** Exercise prompt **
Without including the pictures, copy each line below exactly as it reads.

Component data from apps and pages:
----
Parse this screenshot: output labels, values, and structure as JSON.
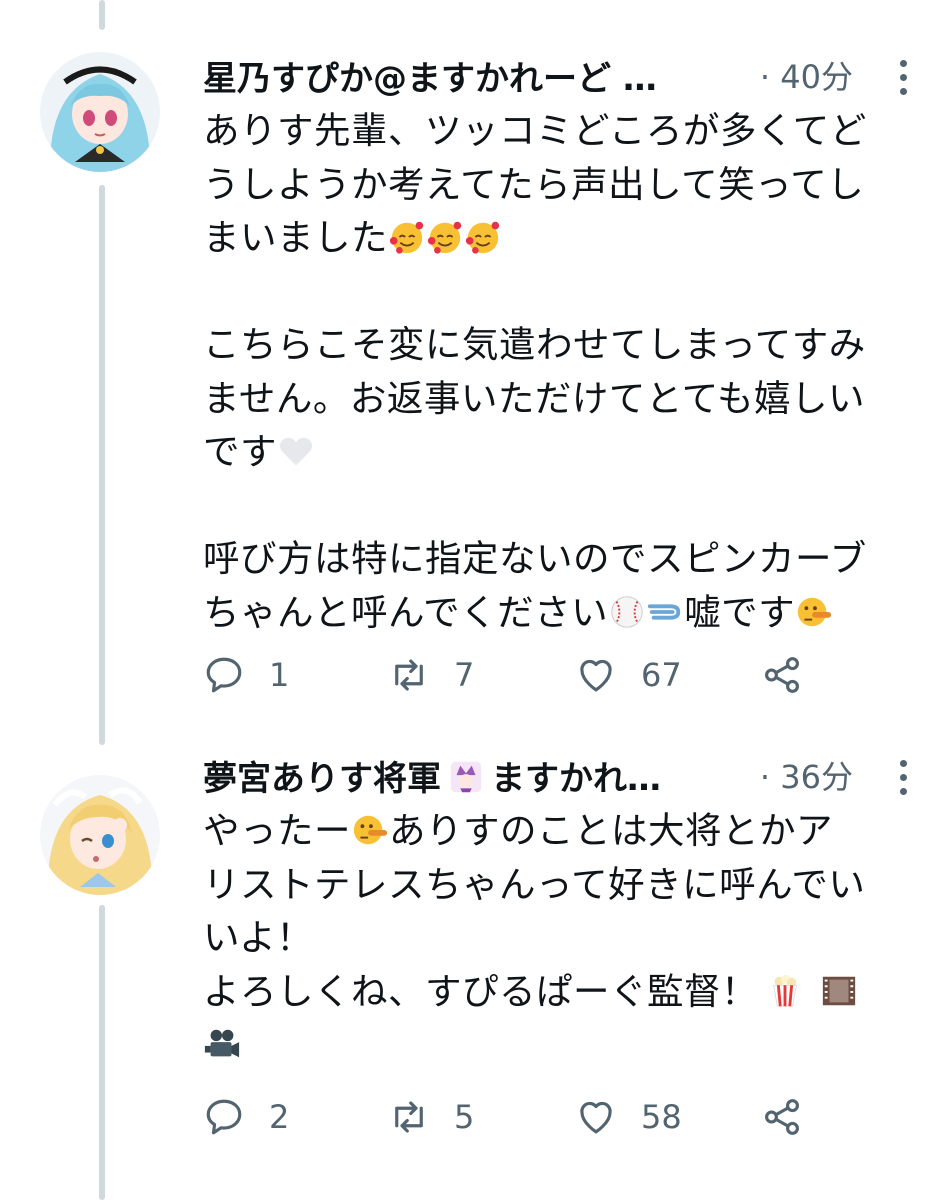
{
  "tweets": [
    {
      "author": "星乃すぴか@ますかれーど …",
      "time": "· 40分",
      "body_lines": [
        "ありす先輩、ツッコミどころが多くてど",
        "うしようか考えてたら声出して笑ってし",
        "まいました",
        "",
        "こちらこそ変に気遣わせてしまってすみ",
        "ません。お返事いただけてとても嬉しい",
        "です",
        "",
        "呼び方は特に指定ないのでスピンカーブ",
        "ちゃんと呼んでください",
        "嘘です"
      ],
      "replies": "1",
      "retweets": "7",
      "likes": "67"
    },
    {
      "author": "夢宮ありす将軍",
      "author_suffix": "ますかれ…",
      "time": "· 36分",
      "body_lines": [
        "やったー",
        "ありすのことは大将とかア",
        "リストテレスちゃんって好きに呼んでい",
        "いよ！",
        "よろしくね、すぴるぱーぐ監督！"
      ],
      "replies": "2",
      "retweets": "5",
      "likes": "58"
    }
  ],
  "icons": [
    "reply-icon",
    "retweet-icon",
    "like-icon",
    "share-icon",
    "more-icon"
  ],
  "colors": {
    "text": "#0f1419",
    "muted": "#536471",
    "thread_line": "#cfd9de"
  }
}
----
** The answer **
Parse this screenshot: output labels, values, and structure as JSON.
{
  "tweets": [
    {
      "author": "星乃すぴか@ますかれーど …",
      "time": "· 40分",
      "body_lines": [
        "ありす先輩、ツッコミどころが多くてど",
        "うしようか考えてたら声出して笑ってし",
        "まいました",
        "",
        "こちらこそ変に気遣わせてしまってすみ",
        "ません。お返事いただけてとても嬉しい",
        "です",
        "",
        "呼び方は特に指定ないのでスピンカーブ",
        "ちゃんと呼んでください",
        "嘘です"
      ],
      "replies": "1",
      "retweets": "7",
      "likes": "67"
    },
    {
      "author": "夢宮ありす将軍",
      "author_suffix": "ますかれ…",
      "time": "· 36分",
      "body_lines": [
        "やったー",
        "ありすのことは大将とかア",
        "リストテレスちゃんって好きに呼んでい",
        "いよ！",
        "よろしくね、すぴるぱーぐ監督！"
      ],
      "replies": "2",
      "retweets": "5",
      "likes": "58"
    }
  ],
  "icons": [
    "reply-icon",
    "retweet-icon",
    "like-icon",
    "share-icon",
    "more-icon"
  ],
  "colors": {
    "text": "#0f1419",
    "muted": "#536471",
    "thread_line": "#cfd9de"
  }
}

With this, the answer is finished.